The biggest bang for the rotation buck comes when you go from one crop to two, but yields also generally increase when more are added in. A recent experiment at Iowa State found that a three- or four-crop rotation (corn and soy plus oats, or oats and alfalfa), including a cover crop, increased corn yields 2 to 4 percent and soy 10 to 17 percent over the two-crop rotation.
These benefits are well-known and noncontroversial. So why do corn and soy dominate the farm landscape, particularly in the Midwest? Like everything in farming, the full answer is complex and nuanced. But the overriding reason is straightforward: Farmers gotta survive.
I asked a passel of farmers about barriers to including another crop — like, say, that newest superfood — into a standard corn/soy rotation (although wheat is the most commonly planted third crop in those rotations). The answers were all about markets. It was Patti Edwardson, an Iowa farmer, who first talked to me about the difficulty with oats. She’s trying different strategies to improve her farm’s soil, including shifting to an organic system and increasing crop diversity. “The real problem is the price anyone (whether she is a miller, processor or neighbor who has horses) pays for the grain,” she said in an email. If you can’t make money growing oats, you just can’t grow oats.
Even if you can make money, that money has to be competitive with what you can make planting corn or soy. At average Iowa yields and prices current, an acre of corn would gross $804 and an acre of soy, $587. Oats? $183. (Expenses aren’t the same, but they don’t come anywhere close to making up the difference.)

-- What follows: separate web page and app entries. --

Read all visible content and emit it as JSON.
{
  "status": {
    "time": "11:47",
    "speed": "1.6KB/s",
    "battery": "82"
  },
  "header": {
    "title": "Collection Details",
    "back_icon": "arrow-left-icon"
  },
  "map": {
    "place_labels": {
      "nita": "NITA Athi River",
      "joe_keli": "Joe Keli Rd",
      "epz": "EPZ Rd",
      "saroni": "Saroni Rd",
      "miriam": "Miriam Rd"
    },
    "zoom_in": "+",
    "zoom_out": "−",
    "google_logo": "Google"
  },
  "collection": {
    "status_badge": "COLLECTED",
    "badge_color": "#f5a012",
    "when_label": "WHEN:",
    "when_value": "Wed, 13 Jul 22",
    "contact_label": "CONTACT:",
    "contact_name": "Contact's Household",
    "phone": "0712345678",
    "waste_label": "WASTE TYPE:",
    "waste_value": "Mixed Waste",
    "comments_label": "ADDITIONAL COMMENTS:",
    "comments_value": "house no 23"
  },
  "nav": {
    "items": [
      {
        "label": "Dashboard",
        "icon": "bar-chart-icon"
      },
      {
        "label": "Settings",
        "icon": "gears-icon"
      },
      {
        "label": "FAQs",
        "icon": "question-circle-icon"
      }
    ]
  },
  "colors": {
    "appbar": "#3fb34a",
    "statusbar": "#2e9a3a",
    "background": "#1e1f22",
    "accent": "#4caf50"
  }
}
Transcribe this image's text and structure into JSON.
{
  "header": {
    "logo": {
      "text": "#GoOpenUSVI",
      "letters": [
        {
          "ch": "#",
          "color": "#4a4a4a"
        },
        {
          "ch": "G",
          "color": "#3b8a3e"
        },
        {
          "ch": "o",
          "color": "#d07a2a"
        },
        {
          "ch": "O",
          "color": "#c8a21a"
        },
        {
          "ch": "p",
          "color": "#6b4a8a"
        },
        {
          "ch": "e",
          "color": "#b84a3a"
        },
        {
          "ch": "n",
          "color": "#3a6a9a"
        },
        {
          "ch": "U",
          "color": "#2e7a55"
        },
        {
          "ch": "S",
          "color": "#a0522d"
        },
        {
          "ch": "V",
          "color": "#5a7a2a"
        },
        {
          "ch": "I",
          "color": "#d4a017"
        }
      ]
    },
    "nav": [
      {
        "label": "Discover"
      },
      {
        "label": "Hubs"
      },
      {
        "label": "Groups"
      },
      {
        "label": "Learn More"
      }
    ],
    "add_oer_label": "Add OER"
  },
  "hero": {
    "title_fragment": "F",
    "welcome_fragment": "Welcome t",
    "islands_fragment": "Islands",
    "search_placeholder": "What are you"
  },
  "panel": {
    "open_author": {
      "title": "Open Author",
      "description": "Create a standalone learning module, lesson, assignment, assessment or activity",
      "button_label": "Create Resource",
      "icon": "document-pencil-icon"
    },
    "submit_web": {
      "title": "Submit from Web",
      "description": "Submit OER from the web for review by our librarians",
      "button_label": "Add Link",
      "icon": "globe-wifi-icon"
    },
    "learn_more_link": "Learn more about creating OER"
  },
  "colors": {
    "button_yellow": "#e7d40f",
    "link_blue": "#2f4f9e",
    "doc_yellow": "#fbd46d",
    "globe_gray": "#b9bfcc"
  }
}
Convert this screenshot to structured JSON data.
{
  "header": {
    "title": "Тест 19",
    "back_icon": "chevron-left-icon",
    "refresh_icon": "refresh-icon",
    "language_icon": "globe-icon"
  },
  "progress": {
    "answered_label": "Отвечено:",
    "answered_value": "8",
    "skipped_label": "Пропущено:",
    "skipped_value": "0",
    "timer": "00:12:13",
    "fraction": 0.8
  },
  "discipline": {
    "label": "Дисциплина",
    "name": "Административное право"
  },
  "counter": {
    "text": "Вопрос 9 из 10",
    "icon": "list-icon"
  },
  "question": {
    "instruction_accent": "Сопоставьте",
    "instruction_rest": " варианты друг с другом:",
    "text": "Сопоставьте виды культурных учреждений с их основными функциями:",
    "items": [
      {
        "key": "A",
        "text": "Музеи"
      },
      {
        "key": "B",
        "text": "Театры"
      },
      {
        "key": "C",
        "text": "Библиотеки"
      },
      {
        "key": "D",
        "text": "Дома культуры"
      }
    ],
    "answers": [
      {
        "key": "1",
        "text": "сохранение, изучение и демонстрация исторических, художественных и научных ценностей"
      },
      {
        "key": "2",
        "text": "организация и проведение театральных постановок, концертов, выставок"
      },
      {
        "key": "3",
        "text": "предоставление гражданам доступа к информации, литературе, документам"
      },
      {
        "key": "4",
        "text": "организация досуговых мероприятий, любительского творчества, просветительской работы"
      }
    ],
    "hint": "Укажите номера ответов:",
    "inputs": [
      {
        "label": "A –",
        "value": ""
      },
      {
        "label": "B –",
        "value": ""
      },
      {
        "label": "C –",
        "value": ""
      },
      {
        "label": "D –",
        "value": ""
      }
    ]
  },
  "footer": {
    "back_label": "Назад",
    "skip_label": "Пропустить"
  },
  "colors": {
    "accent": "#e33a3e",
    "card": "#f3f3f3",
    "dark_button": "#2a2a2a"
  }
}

There are other economic barriers as well. The crop may require equipment you don’t have. The buyer may be too far away. You can’t make money unless you sell the grain (whether it’s oats or wheat) and the straw, but you want to leave the straw to break down on your land.

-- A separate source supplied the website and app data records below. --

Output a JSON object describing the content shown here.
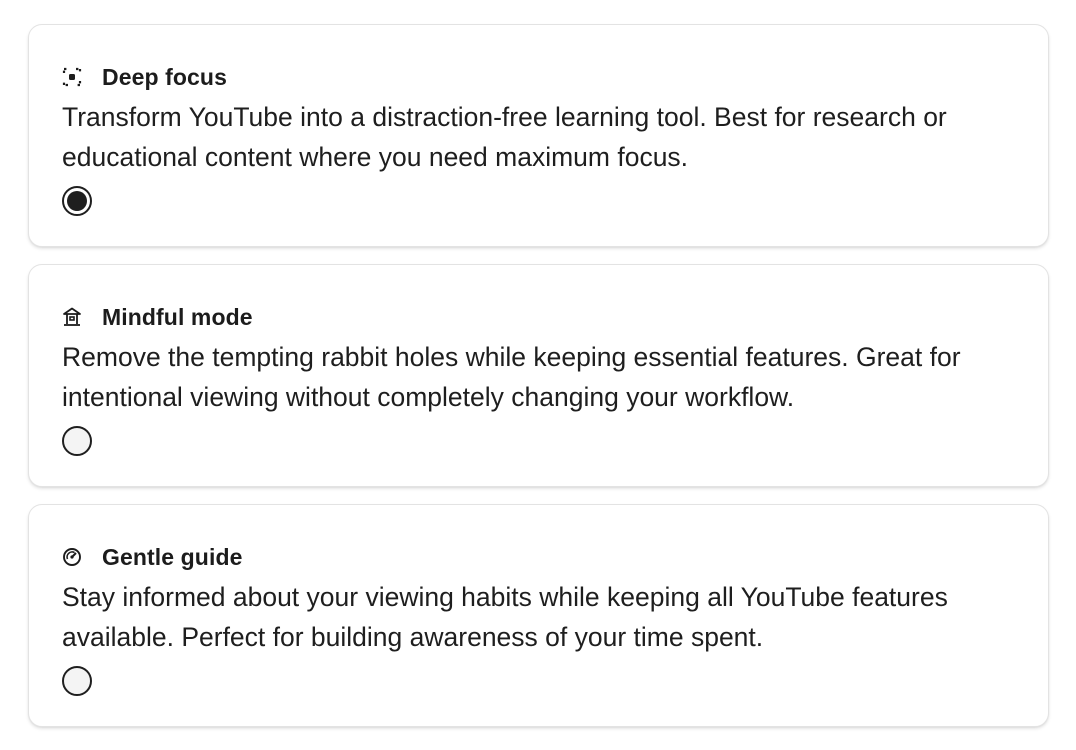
{
  "options": [
    {
      "title": "Deep focus",
      "icon": "focus-frame-icon",
      "description": "Transform YouTube into a distraction-free learning tool. Best for research or educational content where you need maximum focus.",
      "selected": true
    },
    {
      "title": "Mindful mode",
      "icon": "temple-icon",
      "description": "Remove the tempting rabbit holes while keeping essential features. Great for intentional viewing without completely changing your workflow.",
      "selected": false
    },
    {
      "title": "Gentle guide",
      "icon": "gauge-icon",
      "description": "Stay informed about your viewing habits while keeping all YouTube features available. Perfect for building awareness of your time spent.",
      "selected": false
    }
  ],
  "colors": {
    "text": "#1c1c1c",
    "border": "#e3e3e3",
    "radio_fill": "#1f1f1f"
  }
}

We can talk till the cows come home about why markets make it so hard for farmers to incorporate other crops (summary: it’s complicated), but how do we fix it? Certainly, there are policy options that can provide incentives for farmers to opt for the less profitable crop in order to get environmental benefits; I’m a big fan of finding ways to align subsidies with strategies to boost soil health, increase biodiversity and reduce pollution.

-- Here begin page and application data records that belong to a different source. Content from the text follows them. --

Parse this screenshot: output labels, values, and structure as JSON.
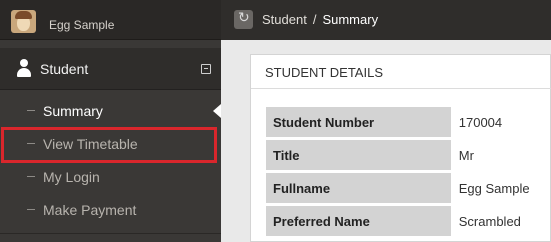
{
  "user": {
    "name": "Egg Sample"
  },
  "sidebar": {
    "section_title": "Student",
    "items": [
      {
        "label": "Summary",
        "active": true
      },
      {
        "label": "View Timetable",
        "highlighted": true
      },
      {
        "label": "My Login"
      },
      {
        "label": "Make Payment"
      }
    ]
  },
  "breadcrumb": {
    "parent": "Student",
    "separator": "/",
    "current": "Summary"
  },
  "panel": {
    "title": "STUDENT DETAILS",
    "rows": [
      {
        "key": "Student Number",
        "value": "170004"
      },
      {
        "key": "Title",
        "value": "Mr"
      },
      {
        "key": "Fullname",
        "value": "Egg Sample"
      },
      {
        "key": "Preferred Name",
        "value": "Scrambled"
      }
    ]
  },
  "colors": {
    "sidebar_bg": "#3a3836",
    "topbar_bg": "#2f2d2b",
    "highlight": "#d9262c",
    "label_cell": "#d3d3d3"
  }
}
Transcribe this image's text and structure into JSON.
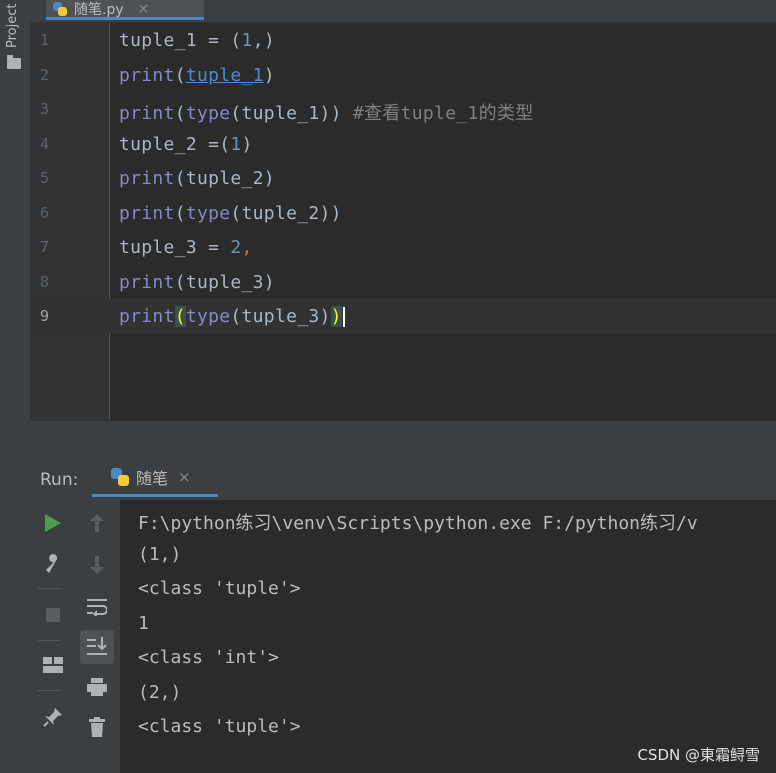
{
  "project_strip": {
    "label": "Project"
  },
  "tab": {
    "filename": "随笔.py",
    "close": "×"
  },
  "editor": {
    "lines": [
      {
        "num": "1",
        "parts": [
          [
            "var",
            "tuple_1"
          ],
          [
            "op",
            " = "
          ],
          [
            "op",
            "("
          ],
          [
            "num",
            "1"
          ],
          [
            "op",
            ","
          ],
          [
            "op",
            ")"
          ]
        ]
      },
      {
        "num": "2",
        "parts": [
          [
            "kw",
            "print"
          ],
          [
            "op",
            "("
          ],
          [
            "ul",
            "tuple_1"
          ],
          [
            "op",
            ")"
          ]
        ]
      },
      {
        "num": "3",
        "parts": [
          [
            "kw",
            "print"
          ],
          [
            "op",
            "("
          ],
          [
            "kw",
            "type"
          ],
          [
            "op",
            "("
          ],
          [
            "var",
            "tuple_1"
          ],
          [
            "op",
            "))"
          ],
          [
            "cm",
            " #查看tuple_1的类型"
          ]
        ]
      },
      {
        "num": "4",
        "parts": [
          [
            "var",
            "tuple_2"
          ],
          [
            "op",
            " ="
          ],
          [
            "op",
            "("
          ],
          [
            "num",
            "1"
          ],
          [
            "op",
            ")"
          ]
        ]
      },
      {
        "num": "5",
        "parts": [
          [
            "kw",
            "print"
          ],
          [
            "op",
            "("
          ],
          [
            "var",
            "tuple_2"
          ],
          [
            "op",
            ")"
          ]
        ]
      },
      {
        "num": "6",
        "parts": [
          [
            "kw",
            "print"
          ],
          [
            "op",
            "("
          ],
          [
            "kw",
            "type"
          ],
          [
            "op",
            "("
          ],
          [
            "var",
            "tuple_2"
          ],
          [
            "op",
            "))"
          ]
        ]
      },
      {
        "num": "7",
        "parts": [
          [
            "var",
            "tuple_3"
          ],
          [
            "op",
            " = "
          ],
          [
            "num",
            "2"
          ],
          [
            "comma",
            ","
          ]
        ]
      },
      {
        "num": "8",
        "parts": [
          [
            "kw",
            "print"
          ],
          [
            "op",
            "("
          ],
          [
            "var",
            "tuple_3"
          ],
          [
            "op",
            ")"
          ]
        ]
      },
      {
        "num": "9",
        "parts": [
          [
            "kw",
            "print"
          ],
          [
            "br",
            "("
          ],
          [
            "kw",
            "type"
          ],
          [
            "op",
            "("
          ],
          [
            "var",
            "tuple_3"
          ],
          [
            "op",
            ")"
          ],
          [
            "br",
            ")"
          ],
          [
            "caret",
            ""
          ]
        ]
      }
    ]
  },
  "run": {
    "label": "Run:",
    "tab_label": "随笔",
    "tab_close": "×",
    "toolbar_icons": [
      "run-icon",
      "wrench-icon",
      "stop-icon",
      "layout-icon",
      "pin-icon",
      "up-arrow-icon",
      "down-arrow-icon",
      "soft-wrap-icon",
      "scroll-to-end-icon",
      "print-icon",
      "trash-icon"
    ],
    "console_lines": [
      "F:\\python练习\\venv\\Scripts\\python.exe F:/python练习/v",
      "(1,)",
      "<class 'tuple'>",
      "1",
      "<class 'int'>",
      "(2,)",
      "<class 'tuple'>"
    ]
  },
  "watermark": "CSDN @東霜鲟雪",
  "colors": {
    "background": "#2b2b2b",
    "keyword": "#8888c6",
    "number": "#6897bb",
    "comment": "#808080",
    "accent": "#4a88c7"
  }
}
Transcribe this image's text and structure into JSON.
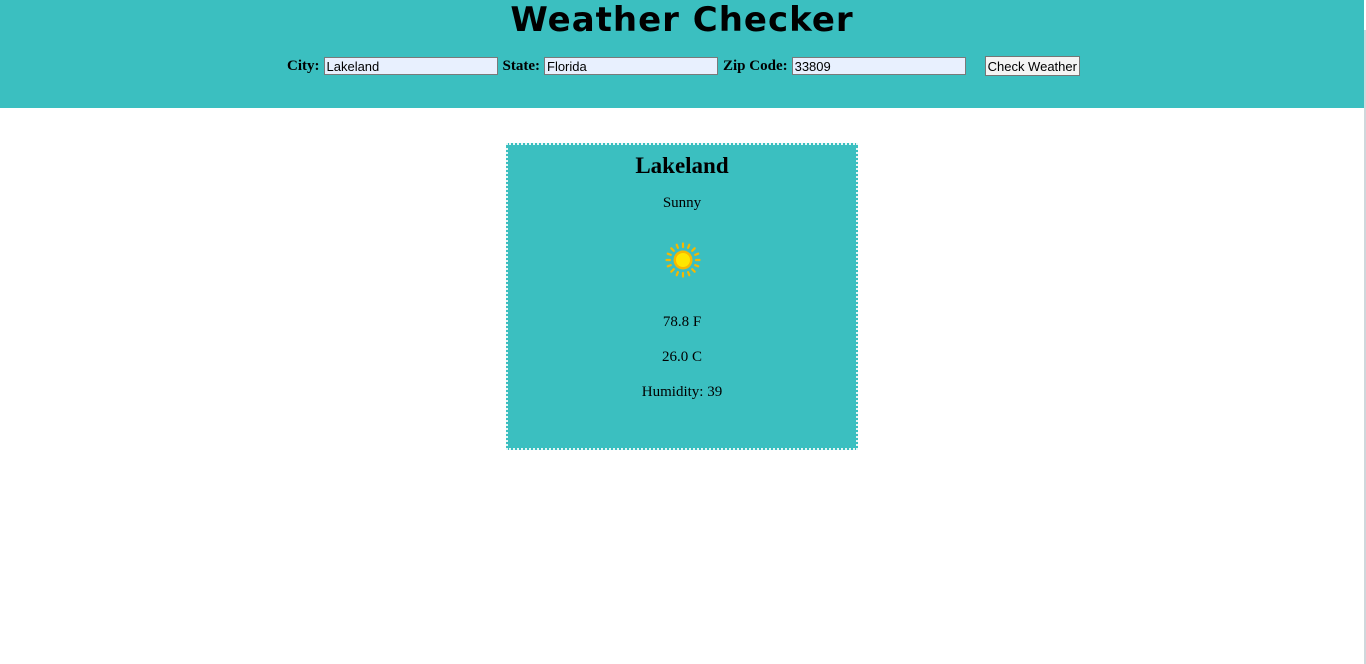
{
  "header": {
    "title": "Weather Checker",
    "city_label": "City:",
    "city_value": "Lakeland",
    "state_label": "State:",
    "state_value": "Florida",
    "zip_label": "Zip Code:",
    "zip_value": "33809",
    "check_button_label": "Check Weather"
  },
  "card": {
    "city": "Lakeland",
    "condition": "Sunny",
    "condition_icon": "sun-icon",
    "temp_f": "78.8 F",
    "temp_c": "26.0 C",
    "humidity": "Humidity: 39"
  },
  "colors": {
    "accent": "#3bbfc0",
    "input_background": "#e8f0fe",
    "sun_core": "#ffe600",
    "sun_rays": "#f6b800"
  }
}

Okay, policy changes that boost environmental health look like a tough sell in this political environment. Still, says Suzy Friedman, senior director for agricultural sustainability at the Environmental Defense Fund, “We can’t just say to farmers, ‘Go figure it out.’ ” These are benefits that accrue to all of us, and costs need to be shared. She emphasizes supply chain changes, where food companies and agribusinesses coordinate on initiatives to create a market for crops grown according to a set of environmental standards.
But it’s tough for any initiative to create a market for crops that people (or cars, or pigs) don’t eat. And if we don’t change that, there’s a serious limit to the kinds of changes we’ll get on the ground. The biggest improvements will probably come from policies that tackle those cars and pigs, but, while we wait, consumers can make a small improvement every morning at breakfast. Right now, we grow a little less than 3 million acres of oats in the United States. (Canada, which we import from, grows another 3 million.) If we all decided to eat oatmeal every morning — a big increase from the approximately 6 percent of us who do now — we could triple the market for U.S. oats. That could raise the price, of course, but there’s some wiggle room when it costs just 10 cents a bowl. It’s that potential to help reshape the landscape that ices oats’ superfood status.
So much of the conversation about agriculture is what farmers ought to do, prescriptions that come easy to us armchair critics. But talk is cheap. Luckily, so is oatmeal.